|Captain John ("Jack") B. Corbett||US||May 1944||October 1944||The third American officer to join the Department in May 1944. He left in October, and was also posted to the Pacific theatre (although much later than Moody and Barnes). In February 1945, he joined D Division where he remained for the rest of the war. In 1947, still in the Army, he visited London on a fact-finding mission to review British deception efforts since the war.|
|Major S. B. D. "Sam" Hood||UK||May 1944||Hood was a former 'A' Force member, having joined in May 1943 to help co-ordinate radio deception. In December he replaced David Strangeways as the head of 'A' Force Tac HQ (West) in Italy when the latter was posted to the UK. He joined Ops (B) at the end of May 1944, remaining in the UK with Wild during the July reshuffle.|
|Major Christopher Harmer||UK||January 1944||March 1944||MI5 liaison; a former officer for the agency and case officer for the double agent "Brutus". Suggested the selection of Lieutenant General George S. Patton as commander of the notional First United States Army Group, a part of the Operation Fortitude deception. He left on 7 April to command 104 SCI Unit, a detachment established to handle new double agents on the continent. In this role he had dealings with Ops (B), although Wild refused to use such agents in deception activities. After the war Harmer returned to practice as a solicitor.|
|Phyllis White||UK||January 1944||Civilian secretary, drafted from MI5.|
|Captain Cuthbert Fleetwood-Hesketh||UK||January 1944||Roger Fleetwood Hesketh's brother, a taciturn individual brought in from the War Office because he spoke German. He subsequently acted as the department's main courier between the various deception planning agencies (and 21st Army HQ). Following the end of the War in Europe, he helped debrief German intelligence officers to evaluate how well deception had worked.|
- Holt (2004), pg. 634
- London Gazette (1963)
- London Gazette (1933)
- Crowdy (2011), pg. 220
- Order of The British Empire (1945)
- Mure (1980), pg. 90
- Holt (2004), pg. 528
- Crowdy (2011), pg. 230
- Holt (2004), pg. 530
- Mosley (2003), Vol 1. pg. 369
- Levine (2011), pg. 182
- Holt (2004), pg. 478
- Holt (2004), pg. 779
- Holt (2004), pg. 783–784
- Holt (2004), pg. 669
- Holt (2004), pg. 680
- Holt (2004), pg. 800
- Holt (2004), pg. 369
- Holt (2004), pg. 394
- Holt (2004), pg. 529
- Holt (2004), pg. 541
- Holt (2004), pg. 632–634
- Holt (2004), pg. 793
- Holt (2004), pg. 711
- Crowdy, Terry (20 December 2011). Deceiving Hitler: Double-Cross and Deception in World War II. Oxford: Osprey Publishing.

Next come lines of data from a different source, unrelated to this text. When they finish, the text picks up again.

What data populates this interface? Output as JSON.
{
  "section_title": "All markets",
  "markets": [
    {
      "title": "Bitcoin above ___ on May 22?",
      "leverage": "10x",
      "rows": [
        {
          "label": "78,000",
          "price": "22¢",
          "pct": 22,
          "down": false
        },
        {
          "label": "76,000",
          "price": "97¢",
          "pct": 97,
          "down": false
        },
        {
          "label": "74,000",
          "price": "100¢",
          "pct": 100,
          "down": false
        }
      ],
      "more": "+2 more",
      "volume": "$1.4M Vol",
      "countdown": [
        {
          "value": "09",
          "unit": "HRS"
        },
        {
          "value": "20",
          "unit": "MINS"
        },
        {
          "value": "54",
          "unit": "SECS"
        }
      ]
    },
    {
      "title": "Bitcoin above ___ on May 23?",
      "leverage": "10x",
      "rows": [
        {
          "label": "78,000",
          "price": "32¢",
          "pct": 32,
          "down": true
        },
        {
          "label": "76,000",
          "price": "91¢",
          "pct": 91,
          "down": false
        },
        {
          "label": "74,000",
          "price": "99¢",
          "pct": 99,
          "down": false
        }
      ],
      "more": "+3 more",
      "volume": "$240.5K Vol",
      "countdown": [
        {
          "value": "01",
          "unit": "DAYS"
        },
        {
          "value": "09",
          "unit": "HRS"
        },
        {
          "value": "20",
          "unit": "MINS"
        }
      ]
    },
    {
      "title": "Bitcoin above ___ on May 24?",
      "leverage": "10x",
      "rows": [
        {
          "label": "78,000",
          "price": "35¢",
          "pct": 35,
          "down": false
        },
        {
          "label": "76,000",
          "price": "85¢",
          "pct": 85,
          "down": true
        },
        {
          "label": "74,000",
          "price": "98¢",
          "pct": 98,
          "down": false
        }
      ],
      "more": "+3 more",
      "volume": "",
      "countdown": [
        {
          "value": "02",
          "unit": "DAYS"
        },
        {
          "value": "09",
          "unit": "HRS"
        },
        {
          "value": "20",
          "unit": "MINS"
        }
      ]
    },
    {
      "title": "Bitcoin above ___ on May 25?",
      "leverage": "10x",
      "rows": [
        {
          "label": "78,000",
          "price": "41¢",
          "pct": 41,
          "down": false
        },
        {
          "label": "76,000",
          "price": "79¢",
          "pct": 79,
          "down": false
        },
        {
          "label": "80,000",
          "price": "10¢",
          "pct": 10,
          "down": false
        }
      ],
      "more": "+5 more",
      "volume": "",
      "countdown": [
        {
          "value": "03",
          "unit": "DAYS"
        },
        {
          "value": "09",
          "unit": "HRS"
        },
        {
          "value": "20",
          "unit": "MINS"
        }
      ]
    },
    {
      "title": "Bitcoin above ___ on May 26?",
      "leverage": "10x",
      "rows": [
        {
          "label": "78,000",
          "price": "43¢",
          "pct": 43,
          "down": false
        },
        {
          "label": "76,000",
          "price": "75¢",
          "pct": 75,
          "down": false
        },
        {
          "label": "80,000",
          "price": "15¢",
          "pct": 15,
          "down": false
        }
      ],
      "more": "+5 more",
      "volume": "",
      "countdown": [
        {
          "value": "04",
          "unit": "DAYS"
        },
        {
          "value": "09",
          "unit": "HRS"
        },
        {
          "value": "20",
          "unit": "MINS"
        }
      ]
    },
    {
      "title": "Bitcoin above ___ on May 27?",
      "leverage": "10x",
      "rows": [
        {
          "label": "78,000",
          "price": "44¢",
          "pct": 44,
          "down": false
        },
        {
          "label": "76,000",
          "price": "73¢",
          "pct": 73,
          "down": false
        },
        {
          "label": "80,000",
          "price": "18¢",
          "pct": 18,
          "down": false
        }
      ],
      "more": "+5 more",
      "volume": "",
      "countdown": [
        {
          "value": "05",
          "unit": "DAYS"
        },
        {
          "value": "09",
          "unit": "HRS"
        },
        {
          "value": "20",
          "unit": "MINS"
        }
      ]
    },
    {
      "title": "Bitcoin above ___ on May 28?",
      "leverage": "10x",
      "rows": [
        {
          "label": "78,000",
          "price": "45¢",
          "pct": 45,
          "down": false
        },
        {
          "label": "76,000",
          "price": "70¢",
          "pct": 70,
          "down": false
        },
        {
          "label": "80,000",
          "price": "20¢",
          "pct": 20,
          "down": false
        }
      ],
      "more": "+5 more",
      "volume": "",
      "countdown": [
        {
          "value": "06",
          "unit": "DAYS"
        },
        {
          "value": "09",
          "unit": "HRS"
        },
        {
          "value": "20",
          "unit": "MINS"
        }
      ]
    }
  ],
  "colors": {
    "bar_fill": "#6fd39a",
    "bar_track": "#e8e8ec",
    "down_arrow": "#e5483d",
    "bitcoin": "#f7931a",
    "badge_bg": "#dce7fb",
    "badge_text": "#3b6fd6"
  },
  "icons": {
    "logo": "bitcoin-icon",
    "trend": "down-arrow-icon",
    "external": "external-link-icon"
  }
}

ISBN 1-84603-135-4.
- Holt, Thaddeus (2004). The Deceivers: Allied Military Deception in the Second World War. New York: Scribner. ISBN 0-7432-5042-7.
- Levine, Joshua (2011). Operation Fortitude: The True Story of the Key Spy Operation of WWII that Saved D-Day. London: Collins. ISBN 0-00-731353-5.

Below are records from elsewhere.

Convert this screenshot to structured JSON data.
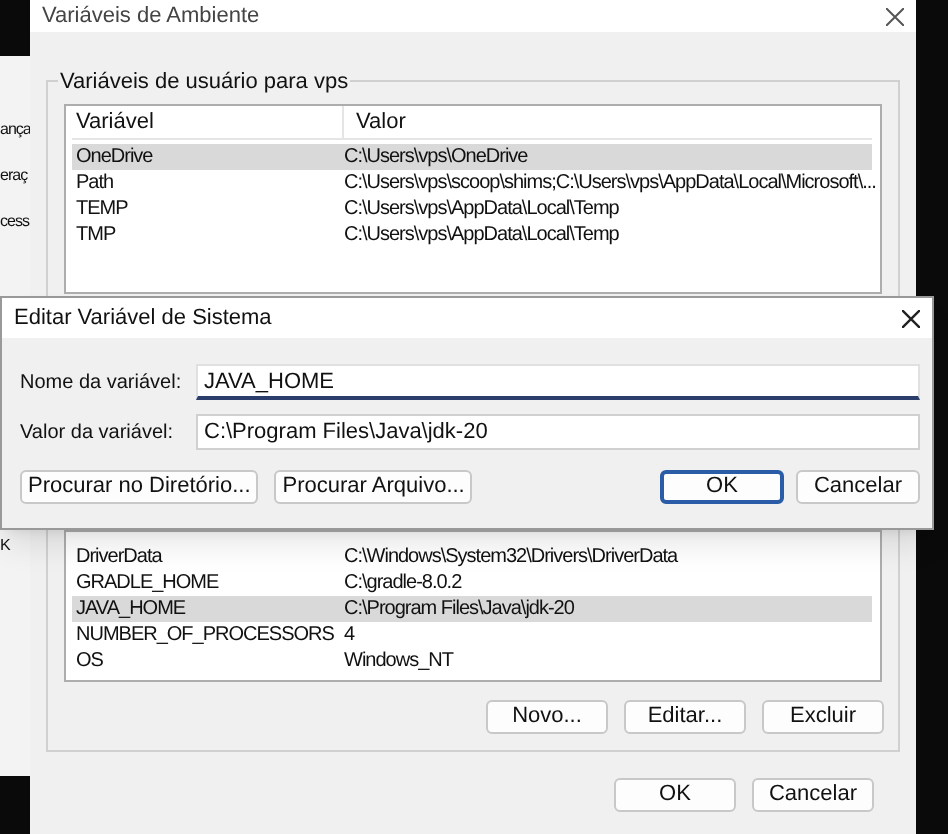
{
  "background_window": {
    "texts": [
      "ança",
      "eraç",
      "cess",
      "K"
    ]
  },
  "window": {
    "title": "Variáveis de Ambiente"
  },
  "user_variables": {
    "title": "Variáveis de usuário para vps",
    "columns": [
      "Variável",
      "Valor"
    ],
    "rows": [
      {
        "name": "OneDrive",
        "value": "C:\\Users\\vps\\OneDrive",
        "selected": true
      },
      {
        "name": "Path",
        "value": "C:\\Users\\vps\\scoop\\shims;C:\\Users\\vps\\AppData\\Local\\Microsoft\\...",
        "selected": false
      },
      {
        "name": "TEMP",
        "value": "C:\\Users\\vps\\AppData\\Local\\Temp",
        "selected": false
      },
      {
        "name": "TMP",
        "value": "C:\\Users\\vps\\AppData\\Local\\Temp",
        "selected": false
      }
    ]
  },
  "system_variables": {
    "rows": [
      {
        "name": "DriverData",
        "value": "C:\\Windows\\System32\\Drivers\\DriverData",
        "selected": false
      },
      {
        "name": "GRADLE_HOME",
        "value": "C:\\gradle-8.0.2",
        "selected": false
      },
      {
        "name": "JAVA_HOME",
        "value": "C:\\Program Files\\Java\\jdk-20",
        "selected": true
      },
      {
        "name": "NUMBER_OF_PROCESSORS",
        "value": "4",
        "selected": false
      },
      {
        "name": "OS",
        "value": "Windows_NT",
        "selected": false
      }
    ],
    "buttons": [
      "Novo...",
      "Editar...",
      "Excluir"
    ]
  },
  "buttons": [
    "OK",
    "Cancelar"
  ],
  "dialog": {
    "title": "Editar Variável de Sistema",
    "fields": [
      {
        "label": "Nome da variável:",
        "value": "JAVA_HOME",
        "focused": true
      },
      {
        "label": "Valor da variável:",
        "value": "C:\\Program Files\\Java\\jdk-20",
        "focused": false
      }
    ],
    "left_buttons": [
      {
        "label": "Procurar no Diretório...",
        "default": false
      },
      {
        "label": "Procurar Arquivo...",
        "default": false
      }
    ],
    "right_buttons": [
      {
        "label": "OK",
        "default": true
      },
      {
        "label": "Cancelar",
        "default": false
      }
    ]
  }
}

- Mosley, Charles, ed. (2003). Burke's Peerage, Baronetage & Knightage, Clan Chiefs, Scottish Feudal Barons. 1 (107th ed.). Wilmington: Burke's Peerage & Gentry. ISBN 978-0-9711966-2-9.
- Mure, David (1980). Master of Deception: Tangled Webs in London and the Middle East. London: W. Kimber. ISBN 0-7183-0257-5.